We know that this town was populated at the time by Romans and Christians as well as Jews. The Christian Byzantine emperor, Theodosius II, made an edict in 423 C.E. stating that Jews were not allowed to build any new synagogues. Is this a case of an extant limestone building being moved lock, stock and barrel from somewhere else? Did the Jewish community of the town want a “designer” synagogue which would stand out in the town? One can only imagine the expense that went into the erection of the white synagogue here, the massive stones which needed to be moved from somewhere else, somewhere where limestone is found, to be placed here. The non-Jews living here at the time may not have felt so positively about this beautiful white synagogue being erected in their black basalt town.

I remember bringing my children here for the first time – children who were brought up in a religious Jewish environment.  Here, in Kfar Nahum, looking at the white synagogue in the black town, one can start to understand the world of the Mishnah and the Talmud.  For Christians, seeing the lavish synagogue can shed light on the social inequalities which fueled Jesus’ teachings.

Michaelangelo said, “Every block of stone has a statue inside it and it is the test of the sculptor to discover it.” In Israel, every stone has a story inside of it and if you are attentive, even the actual rocks can give you their insights.

Board Crusaders

“I’m bored,” is a phrase uttered by children and a thorn in the side of many overwhelmed parents.  How can children be bored when there is always so much work to do?  When my children told me they were bored, I answered, “Excellent!  That is your brain signalling you to do something else.”  Of course, if they needed suggestions, I was happy to supply them with any number of household tasks. They usually, when faced with the choices, were able to busy themselves, very often with games.  We are a family who loves their games and in that sense are not much different from Crusader knights.  It’s amazing that in the modern world of computers, ample free-time, and massive technology that people still get bored.  How much more knights stationed at the Crusader fortress of Montfort.  I have written before about Montfort here, but I want to focus on the lives of the knights and the governor who were stationed here as seen through archaeological finds.

Montfort defended nothing, is surrounded by no farmland, and is located on no road.   Despite this relative solitude, it was built to the highest standards of luxury for its time.  The head of the Teutonic order, for which it served as a base, lived here and tried his best to stay out of the way of the Italians and Hospitalliers in Akko.  There was nothing to do here, and surely the knights were bored.  Recent archaeologic finds give us some answers to what the residents of Montfort did with their time.

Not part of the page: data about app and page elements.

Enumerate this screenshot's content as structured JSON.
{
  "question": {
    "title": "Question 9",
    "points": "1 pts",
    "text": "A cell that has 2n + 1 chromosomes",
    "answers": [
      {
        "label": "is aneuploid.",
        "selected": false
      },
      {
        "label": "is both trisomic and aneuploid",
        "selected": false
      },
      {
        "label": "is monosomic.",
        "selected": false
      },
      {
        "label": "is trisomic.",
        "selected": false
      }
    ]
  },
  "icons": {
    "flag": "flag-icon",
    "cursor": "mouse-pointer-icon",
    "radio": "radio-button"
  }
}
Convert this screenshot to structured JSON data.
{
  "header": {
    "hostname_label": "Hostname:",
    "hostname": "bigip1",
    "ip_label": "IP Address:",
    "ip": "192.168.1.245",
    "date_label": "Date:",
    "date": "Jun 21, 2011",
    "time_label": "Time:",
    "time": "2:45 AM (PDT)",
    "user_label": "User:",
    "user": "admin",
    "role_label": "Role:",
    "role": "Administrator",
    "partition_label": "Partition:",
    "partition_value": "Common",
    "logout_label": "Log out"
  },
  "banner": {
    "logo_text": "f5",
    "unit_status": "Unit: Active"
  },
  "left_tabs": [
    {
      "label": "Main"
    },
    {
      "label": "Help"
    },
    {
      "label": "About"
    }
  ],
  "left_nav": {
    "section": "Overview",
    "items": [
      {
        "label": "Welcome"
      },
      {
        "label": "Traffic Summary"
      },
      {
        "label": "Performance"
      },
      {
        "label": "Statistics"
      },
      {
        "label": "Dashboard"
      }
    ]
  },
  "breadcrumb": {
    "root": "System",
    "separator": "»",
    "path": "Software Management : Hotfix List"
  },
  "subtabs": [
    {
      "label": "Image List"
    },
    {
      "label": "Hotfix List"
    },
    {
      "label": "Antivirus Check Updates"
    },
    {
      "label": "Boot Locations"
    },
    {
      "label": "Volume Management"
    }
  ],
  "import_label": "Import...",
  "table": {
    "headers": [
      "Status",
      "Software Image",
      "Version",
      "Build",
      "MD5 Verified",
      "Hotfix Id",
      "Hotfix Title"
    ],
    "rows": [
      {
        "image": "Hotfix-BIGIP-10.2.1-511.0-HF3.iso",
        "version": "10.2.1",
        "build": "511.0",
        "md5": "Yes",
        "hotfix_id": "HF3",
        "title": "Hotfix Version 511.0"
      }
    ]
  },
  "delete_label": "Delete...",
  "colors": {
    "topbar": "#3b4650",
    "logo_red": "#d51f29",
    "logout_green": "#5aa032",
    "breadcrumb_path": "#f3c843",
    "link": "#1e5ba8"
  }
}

Many pig bones were found among the castle ruins.  Were some of their eating habits linked to boredom?  Perhaps.  One of the remains left by Crusaders in all of their castles was a large refectory or dining hall, where Crusaders could gather and whittle away the hours.  We know that unlike the Jews and the Moslems, pigs were enjoyed thoroughly by the Christian Crusaders.

Another finding from Montfort is a Nine Men’s Morris game board. This game was invented at least 1000 years before the Crusaders during the Roman period.  Although it is a solvable game, it is complex enough to take some skill to master.  Nine Men’s Morris isn’t a long game and so can be finished rather quickly if duty calls, which would make it attractive to knights keeping watch. It was a board game for bored Crusaders.9mens-morris

I tend to think that people in the past are pretty much like people today.  It is interesting that Crusaders living 800 years ago in today’s Upper Galilee region turned to games to fill time and connect to others similar to how my family uses games today.

And playing games has always been much more fun than dusting.

Nearby sites:

-Akko Knights halls
-Park Goren
-Yechiam fortress